And this brings me to my last point, which is that recognition of the Lord. In our liturgy class we contrasted two other people, and the results of their encounter with the Lord. Nicodemus and the Samaritan woman (Jn Chp 3 & 4). Nicodemus, a pharisee, came to Jesus by night (in darkness), and left unchanged. The Samaritan woman, encountered the Lord at the well, and it changed her life, and she went and spread the news to all in her town.

And so it is in our liturgy. When we encounter the Lord in the celebration of the mass, do we go back changed? Can we be like David, who changed when he heard the Lord's word. Or are we like Herod, we like to hear it, and it perplexes us, but then we go out unchanged. After yesterday's post, where I mentioned Fr Rector's sermon, it was challenging to me, nice to hear, but I'm reminded today, that if I don't act on it, I will just be like herod. Am I really seeking God in my life.

Thursday, February 02, 2006

Initiation & Divine Office

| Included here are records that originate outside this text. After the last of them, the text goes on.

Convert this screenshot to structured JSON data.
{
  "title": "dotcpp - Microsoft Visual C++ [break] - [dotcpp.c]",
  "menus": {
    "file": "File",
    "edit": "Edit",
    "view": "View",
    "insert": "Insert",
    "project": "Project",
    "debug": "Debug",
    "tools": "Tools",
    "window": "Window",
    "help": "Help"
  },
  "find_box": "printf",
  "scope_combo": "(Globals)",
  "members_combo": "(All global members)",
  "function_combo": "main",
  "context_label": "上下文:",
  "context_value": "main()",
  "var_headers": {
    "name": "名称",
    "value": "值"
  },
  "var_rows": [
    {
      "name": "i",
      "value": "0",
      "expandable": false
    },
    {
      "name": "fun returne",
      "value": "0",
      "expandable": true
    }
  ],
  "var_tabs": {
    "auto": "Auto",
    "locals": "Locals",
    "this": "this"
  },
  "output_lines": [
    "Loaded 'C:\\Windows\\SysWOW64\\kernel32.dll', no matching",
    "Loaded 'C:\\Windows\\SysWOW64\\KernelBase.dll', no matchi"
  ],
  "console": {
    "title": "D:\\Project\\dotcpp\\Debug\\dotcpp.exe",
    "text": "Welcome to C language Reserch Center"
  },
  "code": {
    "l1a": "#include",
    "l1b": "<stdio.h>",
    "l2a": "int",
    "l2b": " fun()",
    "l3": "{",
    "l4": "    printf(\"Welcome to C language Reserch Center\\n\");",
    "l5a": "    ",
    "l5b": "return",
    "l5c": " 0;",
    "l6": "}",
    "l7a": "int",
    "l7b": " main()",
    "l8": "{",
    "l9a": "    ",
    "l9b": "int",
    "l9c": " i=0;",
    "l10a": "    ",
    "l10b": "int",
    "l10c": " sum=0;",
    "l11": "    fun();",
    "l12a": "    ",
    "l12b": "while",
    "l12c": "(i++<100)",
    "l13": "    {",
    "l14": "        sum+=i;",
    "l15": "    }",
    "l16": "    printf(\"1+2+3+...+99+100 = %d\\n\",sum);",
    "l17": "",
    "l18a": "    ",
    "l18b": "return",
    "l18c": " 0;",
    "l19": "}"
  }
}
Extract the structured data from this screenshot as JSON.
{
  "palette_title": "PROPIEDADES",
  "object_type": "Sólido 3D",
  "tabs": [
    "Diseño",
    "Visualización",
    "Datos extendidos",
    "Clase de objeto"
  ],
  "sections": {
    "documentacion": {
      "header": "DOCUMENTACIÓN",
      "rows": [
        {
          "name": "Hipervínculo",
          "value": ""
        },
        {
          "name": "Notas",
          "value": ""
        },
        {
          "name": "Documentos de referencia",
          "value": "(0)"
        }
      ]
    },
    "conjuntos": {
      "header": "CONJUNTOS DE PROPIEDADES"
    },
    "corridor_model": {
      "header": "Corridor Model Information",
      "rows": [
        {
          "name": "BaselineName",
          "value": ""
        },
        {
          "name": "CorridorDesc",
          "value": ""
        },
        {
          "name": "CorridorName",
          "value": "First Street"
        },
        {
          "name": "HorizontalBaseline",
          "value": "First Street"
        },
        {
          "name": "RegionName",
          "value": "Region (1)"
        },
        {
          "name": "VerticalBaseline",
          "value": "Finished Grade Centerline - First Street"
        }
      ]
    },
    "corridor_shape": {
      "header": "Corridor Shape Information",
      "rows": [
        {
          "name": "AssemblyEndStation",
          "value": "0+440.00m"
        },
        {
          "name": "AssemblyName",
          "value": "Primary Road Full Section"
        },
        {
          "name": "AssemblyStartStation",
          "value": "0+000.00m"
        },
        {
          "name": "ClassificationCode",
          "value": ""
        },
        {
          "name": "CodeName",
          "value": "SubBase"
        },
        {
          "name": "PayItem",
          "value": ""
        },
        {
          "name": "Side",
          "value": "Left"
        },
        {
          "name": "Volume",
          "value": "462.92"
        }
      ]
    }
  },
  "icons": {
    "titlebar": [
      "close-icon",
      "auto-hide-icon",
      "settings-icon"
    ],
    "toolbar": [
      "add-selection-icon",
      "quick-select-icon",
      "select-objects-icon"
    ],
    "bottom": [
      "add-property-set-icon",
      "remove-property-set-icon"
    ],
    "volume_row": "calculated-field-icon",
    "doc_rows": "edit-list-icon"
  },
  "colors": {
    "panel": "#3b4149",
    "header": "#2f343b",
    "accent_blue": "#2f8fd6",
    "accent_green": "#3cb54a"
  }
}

Today we were officially initiated into the seminary, before that we were "statusless" ;Þ And so we had a mass in the evening, and with Jude and my families attending, where we were presented with our cassocks. Our brother Joseph also began his novitiate with the disciples of the Lord (CDD)

It was a special day, especially since it was the Feast of the Presentation of the Lord, making our initiation much more meaningful, and much to reflect on. This day also, the Church celebrates the World Day of Prayer for Consecrated Life. Or as someone refers for all our "consecrated virgins" in the religious orders.

Fr Rector's sermon also was very challenging. As from the readings, the shadow of the cross starts to make its appearance early in Jesus' life. So we too have to be take up our cross, and be generous, to make sacrifice, to embrace suffering. And most importantly to consecrate our lives to God in the service of others. That they too may recognise Jesus as Simeon did.

Talking about Simeon, something that we learnt in the Divine Office class. Ever wondered why we say the Benedictus at Lauds, Magnificat at Vespers, and Nunc Dimitis at Compline. The Benedictus is the prayer of Zechariah (Lk 1:68-79) at the birth of his son John the Baptist. It is a prayer of expectation and hope, of the salvation that God has promised to us, Jesus, and so we too, in the morning, pray that we in the day would herald God's salvation to the world.

Then in the evening, we pray the Magnificat, Mary's prayer (Lk 1:46-55) because she is filled with the presence of our Lord in her womb. And we too acknowledge Christ presence with us, and give praise to God. And at the night prayer, we pray the Nunc Dimitis, which is the prayer of Simeon (Lk 2:29-32) who is so overjoyed to have seen God's salvation. Thus at the end of the day, we do our examen, where we reflect on the day that has passed, and where and how we have encountered and been with the Lord. Did we have the eyes of Simeon to be able to recognise His presence in our lives. We give praise for the times we did, and express regret for the times we were not open, and pray for continual growth in our lives.

This has really helped me make more sense of the divine office, and help me get into the mindset of what I'm really praying for each different time.